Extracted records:

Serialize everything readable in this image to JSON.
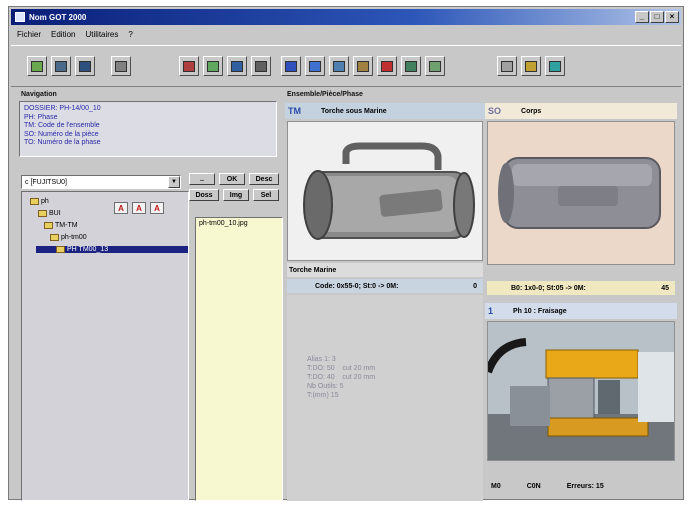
{
  "window": {
    "title": "Nom GOT 2000",
    "min": "_",
    "max": "□",
    "close": "×"
  },
  "menu": [
    "Fichier",
    "Edition",
    "Utilitaires",
    "?"
  ],
  "toolbar_icons": [
    "open-icon",
    "print-icon",
    "save-icon",
    "settings-icon",
    "tool-icon",
    "chart-icon",
    "monitor-icon",
    "print-preview-icon",
    "blue-doc-icon",
    "blue-doc-2-icon",
    "image-icon",
    "photo-icon",
    "person-icon",
    "document-icon",
    "document-2-icon",
    "grid-icon",
    "edit-icon",
    "info-icon"
  ],
  "navigation": {
    "header": "Navigation",
    "lines": [
      "DOSSIER: PH-14/00_10",
      "PH: Phase",
      "TM: Code de l'ensemble",
      "SO: Numéro de la pièce",
      "TO: Numéro de la phase"
    ]
  },
  "path_select": {
    "value": "c [FUJITSU0]"
  },
  "tree": {
    "nodes": [
      "ph",
      "BUI",
      "TM-TM",
      "ph-tm00",
      "PH TM00_13"
    ],
    "selected": "PH TM00_13"
  },
  "list_buttons": {
    "up": "..",
    "ok": "OK",
    "desc": "Desc",
    "dossier": "Doss",
    "image": "Img",
    "sel": "Sel"
  },
  "red_buttons": [
    "A",
    "A",
    "A"
  ],
  "files": [
    "ph-tm00_10.jpg"
  ],
  "center": {
    "header": "Ensemble/Pièce/Phase",
    "code": "TM",
    "title": "Torche sous Marine",
    "caption": "Torche Marine",
    "code_line": "Code: 0x55-0; St:0 -> 0M:",
    "code_value": "0",
    "meta": [
      "Alias 1: 3",
      "T:DO: 50    cut 20 mm",
      "T:DO: 40    cut 20 mm",
      "Nb Outils: 5",
      "T:(mm) 15"
    ]
  },
  "right_top": {
    "code": "SO",
    "title": "Corps",
    "code_line": "B0: 1x0-0; St:05 -> 0M:",
    "code_value": "45"
  },
  "right_bottom": {
    "code": "1",
    "title": "Ph 10 : Fraisage",
    "footer": [
      "M0",
      "C0N",
      "Erreurs: 15"
    ]
  }
}
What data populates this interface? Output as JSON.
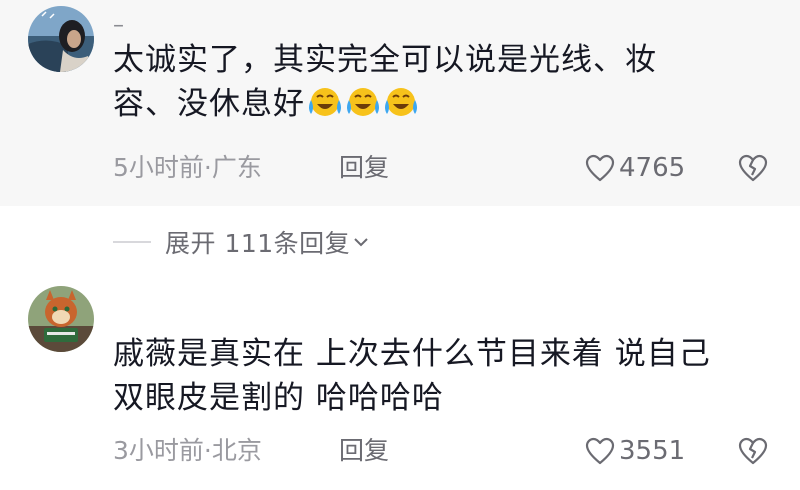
{
  "comments": [
    {
      "username": "–",
      "text_line1": "太诚实了，其实完全可以说是光线、妆",
      "text_line2": "容、没休息好",
      "emoji_count": 3,
      "emoji": "crying-laughing-face",
      "time_location": "5小时前·广东",
      "reply_label": "回复",
      "likes": "4765"
    },
    {
      "text_line1": "戚薇是真实在 上次去什么节目来着 说自己",
      "text_line2": "双眼皮是割的 哈哈哈哈",
      "time_location": "3小时前·北京",
      "reply_label": "回复",
      "likes": "3551"
    }
  ],
  "expand_replies": "展开 111条回复",
  "colors": {
    "accent_emoji": "#f7c21b",
    "tear": "#3da7f0",
    "muted": "#9a9aa0"
  }
}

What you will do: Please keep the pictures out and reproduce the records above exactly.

Answer space:
Serialize everything readable in this image to JSON.
{
  "window": {
    "title": "Nom GOT 2000",
    "min": "_",
    "max": "□",
    "close": "×"
  },
  "menu": [
    "Fichier",
    "Edition",
    "Utilitaires",
    "?"
  ],
  "toolbar_icons": [
    "open-icon",
    "print-icon",
    "save-icon",
    "settings-icon",
    "tool-icon",
    "chart-icon",
    "monitor-icon",
    "print-preview-icon",
    "blue-doc-icon",
    "blue-doc-2-icon",
    "image-icon",
    "photo-icon",
    "person-icon",
    "document-icon",
    "document-2-icon",
    "grid-icon",
    "edit-icon",
    "info-icon"
  ],
  "navigation": {
    "header": "Navigation",
    "lines": [
      "DOSSIER: PH-14/00_10",
      "PH: Phase",
      "TM: Code de l'ensemble",
      "SO: Numéro de la pièce",
      "TO: Numéro de la phase"
    ]
  },
  "path_select": {
    "value": "c [FUJITSU0]"
  },
  "tree": {
    "nodes": [
      "ph",
      "BUI",
      "TM-TM",
      "ph-tm00",
      "PH TM00_13"
    ],
    "selected": "PH TM00_13"
  },
  "list_buttons": {
    "up": "..",
    "ok": "OK",
    "desc": "Desc",
    "dossier": "Doss",
    "image": "Img",
    "sel": "Sel"
  },
  "red_buttons": [
    "A",
    "A",
    "A"
  ],
  "files": [
    "ph-tm00_10.jpg"
  ],
  "center": {
    "header": "Ensemble/Pièce/Phase",
    "code": "TM",
    "title": "Torche sous Marine",
    "caption": "Torche Marine",
    "code_line": "Code: 0x55-0; St:0 -> 0M:",
    "code_value": "0",
    "meta": [
      "Alias 1: 3",
      "T:DO: 50    cut 20 mm",
      "T:DO: 40    cut 20 mm",
      "Nb Outils: 5",
      "T:(mm) 15"
    ]
  },
  "right_top": {
    "code": "SO",
    "title": "Corps",
    "code_line": "B0: 1x0-0; St:05 -> 0M:",
    "code_value": "45"
  },
  "right_bottom": {
    "code": "1",
    "title": "Ph 10 : Fraisage",
    "footer": [
      "M0",
      "C0N",
      "Erreurs: 15"
    ]
  }
}
What data populates this interface? Output as JSON.
{
  "comments": [
    {
      "username": "–",
      "text_line1": "太诚实了，其实完全可以说是光线、妆",
      "text_line2": "容、没休息好",
      "emoji_count": 3,
      "emoji": "crying-laughing-face",
      "time_location": "5小时前·广东",
      "reply_label": "回复",
      "likes": "4765"
    },
    {
      "text_line1": "戚薇是真实在 上次去什么节目来着 说自己",
      "text_line2": "双眼皮是割的 哈哈哈哈",
      "time_location": "3小时前·北京",
      "reply_label": "回复",
      "likes": "3551"
    }
  ],
  "expand_replies": "展开 111条回复",
  "colors": {
    "accent_emoji": "#f7c21b",
    "tear": "#3da7f0",
    "muted": "#9a9aa0"
  }
}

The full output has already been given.